Think I'm being daft comparing palaeoart to cheesy hard rock album covers? How many depictions of extinct animals have the exact same pose as the titular bat here? See links below for more examples. From Wikipedia.

The result isn't awful, but I think I've had more successful collaborations with the same authors, just because this doesn't feel realistic at all. From the science to the composition, the whole thing just seems 'forced'. Don't get me wrong: I'm sure Darwinopterus could be terrifying instruments of mortality to the right prey (probably terrestrial invertebrates according to Lü et al. 2011b and Witton 2013), and I'm not belittling the drama or viciousness which can occur in the lives of small animals. But life - thank God - doesn't look like the cover of a Meat Loaf album. There are some fossil animals that can - just about - pull off Meat Loaf palaeoart, but it's just not possible to turn small, fluffy, unthreatening animals into monsters.

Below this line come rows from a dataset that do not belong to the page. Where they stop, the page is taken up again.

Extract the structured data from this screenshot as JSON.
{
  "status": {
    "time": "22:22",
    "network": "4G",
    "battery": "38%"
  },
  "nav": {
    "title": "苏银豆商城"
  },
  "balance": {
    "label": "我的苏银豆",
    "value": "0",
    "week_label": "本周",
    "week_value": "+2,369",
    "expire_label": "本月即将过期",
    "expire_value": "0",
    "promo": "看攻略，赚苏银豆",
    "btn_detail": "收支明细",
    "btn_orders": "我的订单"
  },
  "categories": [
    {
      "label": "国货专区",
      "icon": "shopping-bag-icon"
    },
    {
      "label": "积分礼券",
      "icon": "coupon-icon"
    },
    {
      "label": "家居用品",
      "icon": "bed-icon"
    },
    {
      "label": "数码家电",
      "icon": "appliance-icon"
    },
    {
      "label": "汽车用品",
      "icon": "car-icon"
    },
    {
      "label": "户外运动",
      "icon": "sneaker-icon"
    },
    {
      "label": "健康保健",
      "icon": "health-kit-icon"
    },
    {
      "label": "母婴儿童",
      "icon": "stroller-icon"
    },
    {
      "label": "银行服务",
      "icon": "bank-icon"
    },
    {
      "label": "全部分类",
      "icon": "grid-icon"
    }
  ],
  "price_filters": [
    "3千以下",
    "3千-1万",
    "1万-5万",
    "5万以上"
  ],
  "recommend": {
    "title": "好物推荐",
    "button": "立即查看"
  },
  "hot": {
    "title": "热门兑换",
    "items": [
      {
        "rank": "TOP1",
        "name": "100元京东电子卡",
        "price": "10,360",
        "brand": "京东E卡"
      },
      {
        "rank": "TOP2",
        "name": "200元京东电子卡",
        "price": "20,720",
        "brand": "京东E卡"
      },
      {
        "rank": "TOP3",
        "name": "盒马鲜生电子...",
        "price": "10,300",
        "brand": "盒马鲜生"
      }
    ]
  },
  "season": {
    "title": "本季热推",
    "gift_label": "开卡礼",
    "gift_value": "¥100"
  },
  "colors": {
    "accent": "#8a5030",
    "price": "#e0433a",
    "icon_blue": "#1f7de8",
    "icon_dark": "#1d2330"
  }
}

When we do, they're more liable to look goofy than impressive. Despite this, we do it all the time. I understand why we do - it's exciting and marketable, and feeds into expectation that Deep Time as a monster-filled fantasy realm - but it also reinforces the perception that palaeoart is unsophisticated and aimed at children. But there may be another way.

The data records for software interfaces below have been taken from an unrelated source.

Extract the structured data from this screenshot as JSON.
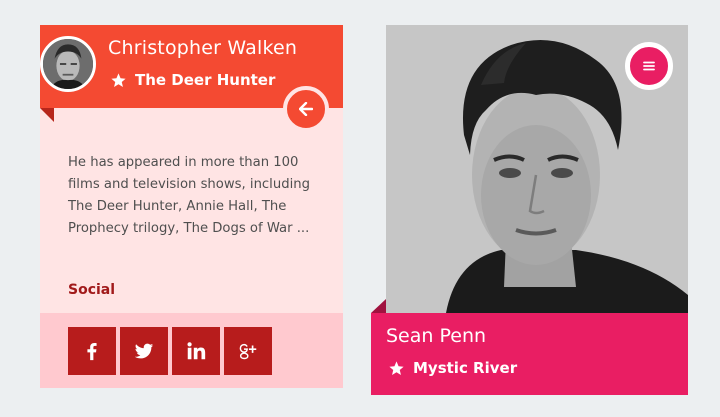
{
  "card1": {
    "name": "Christopher Walken",
    "movie": "The Deer Hunter",
    "bio": "He has appeared in more than 100 films and television shows, including The Deer Hunter, Annie Hall, The Prophecy trilogy, The Dogs of War ...",
    "social_label": "Social",
    "social_icons": [
      "facebook-icon",
      "twitter-icon",
      "linkedin-icon",
      "google-plus-icon"
    ],
    "colors": {
      "header": "#f44a32",
      "body": "#ffe4e4",
      "social_bar": "#ffc9cf",
      "social_button": "#b71c1c",
      "accent_text": "#a1191a"
    }
  },
  "card2": {
    "name": "Sean Penn",
    "movie": "Mystic River",
    "colors": {
      "footer": "#e91e63"
    }
  },
  "background": "#eceff1"
}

Palaeontologists: next time you have a new, diminutive animal you want illustrated, forget the monster: play the cute card. The chubby little Darwinopterus at the top of this post intuitively seems closer to the reality of this animal than Darwinopterus 2009: AwesomeoSuperKiller. It's proportions, fluffiness and posture are all accurate, and it only looks cute because, well, it probably was: it's a small fuzzball with an oversize head and mischievous grin. If the Internet's obsession with cats and baby sloths has taught us anything, it's that cute sells better than violence. Indeed, this image is one of the most popular things I've ever put on Facebook, and (at time of writing) it was posted less than a day ago. The great thing about the cute card is that everyone wins: the artwork should promote research just as well or better than it's Meat Loaf variant, because it appeals to wider demographics. The artist gets to render an animal in a more realistic light without jumping through hoops to monsterise it, and the world gets a new picture to 'coo' at. A few folks might even start to appreciate extinct animals in ways they never could when they're always shown screaming and fighting.

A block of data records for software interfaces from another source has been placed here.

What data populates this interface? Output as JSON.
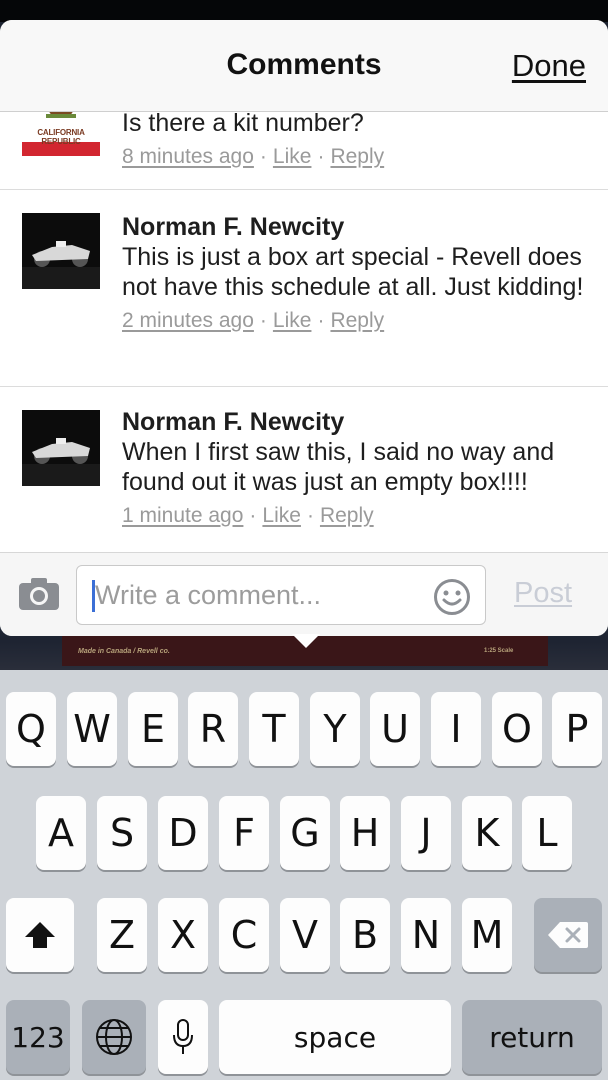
{
  "header": {
    "title": "Comments",
    "done_label": "Done"
  },
  "comments": [
    {
      "author": "",
      "avatar": "california-flag",
      "avatar_caption": "CALIFORNIA REPUBLIC",
      "text": "Is there a kit number?",
      "time": "8 minutes ago",
      "like_label": "Like",
      "reply_label": "Reply"
    },
    {
      "author": "Norman F. Newcity",
      "avatar": "race-car-photo",
      "text": "This is just a box art special - Revell does not have this schedule at all. Just kidding!",
      "time": "2 minutes ago",
      "like_label": "Like",
      "reply_label": "Reply"
    },
    {
      "author": "Norman F. Newcity",
      "avatar": "race-car-photo",
      "text": "When I first saw this, I said no way and found out it was just an empty box!!!!",
      "time": "1 minute ago",
      "like_label": "Like",
      "reply_label": "Reply"
    }
  ],
  "meta_separator": "·",
  "composer": {
    "placeholder": "Write a comment...",
    "post_label": "Post",
    "camera_icon": "camera-icon",
    "emoji_icon": "smiley-icon"
  },
  "background": {
    "left_text": "Made in Canada / Revell co.",
    "right_text": "1:25 Scale"
  },
  "keyboard": {
    "row1": [
      "Q",
      "W",
      "E",
      "R",
      "T",
      "Y",
      "U",
      "I",
      "O",
      "P"
    ],
    "row2": [
      "A",
      "S",
      "D",
      "F",
      "G",
      "H",
      "J",
      "K",
      "L"
    ],
    "row3": [
      "Z",
      "X",
      "C",
      "V",
      "B",
      "N",
      "M"
    ],
    "numbers_label": "123",
    "space_label": "space",
    "return_label": "return",
    "shift_icon": "shift-icon",
    "delete_icon": "delete-icon",
    "globe_icon": "globe-icon",
    "mic_icon": "microphone-icon"
  },
  "colors": {
    "caret": "#3b6fd6",
    "post_disabled": "#c9cdd6",
    "meta_text": "#9a9a9a"
  }
}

And if nothing else, it will mean we'll never have to discuss Meat Loaf album covers here again.

May God have mercy on us all. (Wikipedia)

References

  • Csotonyi, J. & White, S. (2014). The Paleoart of Julius Csotonyi: Dinosaurs, Sabre Tooths and Beyond. Titan Books, London.
  • Fowler, D. W., Freedman, E. A., & Scannella, J. B. (2009). Predatory functional morphology in raptors: interdigital variation in talon size is related to prey restraint and immobilisation technique. PloS one, 4(11), e7999.
  • Hertel, F. (1995). Ecomorphological indicators of feeding behavior in recent and fossil raptors. Auk, 112(4), 890-903.
  • Ibáñez, C., Juste, J., García-Mudarra, J. L., & Agirre-Mendi, P. T. (2001). Bat predation on nocturnally migrating birds. Proceedings of the National Academy of Sciences, 98(17), 9700-9702.
  • Lü, J., Unwin, D. M., Jin, X., Liu, Y., & Ji, Q. (2010). Evidence for modular evolution in a long-tailed pterosaur with a pterodactyloid skull. Proceedings of the Royal Society B: Biological Sciences, 277(1680), 383-389.
  • Lü, J., Unwin, D. M., Deeming, D. C., Jin, X., Liu, Y., & Ji, Q. (2011a). An egg-adult association, gender, and reproduction in pterosaurs. Science, 331(6015), 321-324.
  • Lü, J., Xu, L., Chang, H., & Zhang, X. (2011b). A new darwinopterid pterosaur from the Middle Jurassic of western Liaoning, northeastern China and its ecological implications. Acta Geologica Sinica‐English Edition, 85(3), 507-514.
  • Sullivan, C., Wang, Y., Hone, D. W., Wang, Y., Xu, X., & Zhang, F. (2014). The vertebrates of the Jurassic Daohugou Biota of northeastern China. Journal of Vertebrate Paleontology, 34(2), 243-280.
  • Witton, M. P. (2008). A new approach to determining pterosaur body mass and its implications for pterosaur flight. Zitteliana, 143-158.
  • Witton, M. P. (2013). Pterosaurs: Natural History, Evolution, Anatomy. Princeton University Press.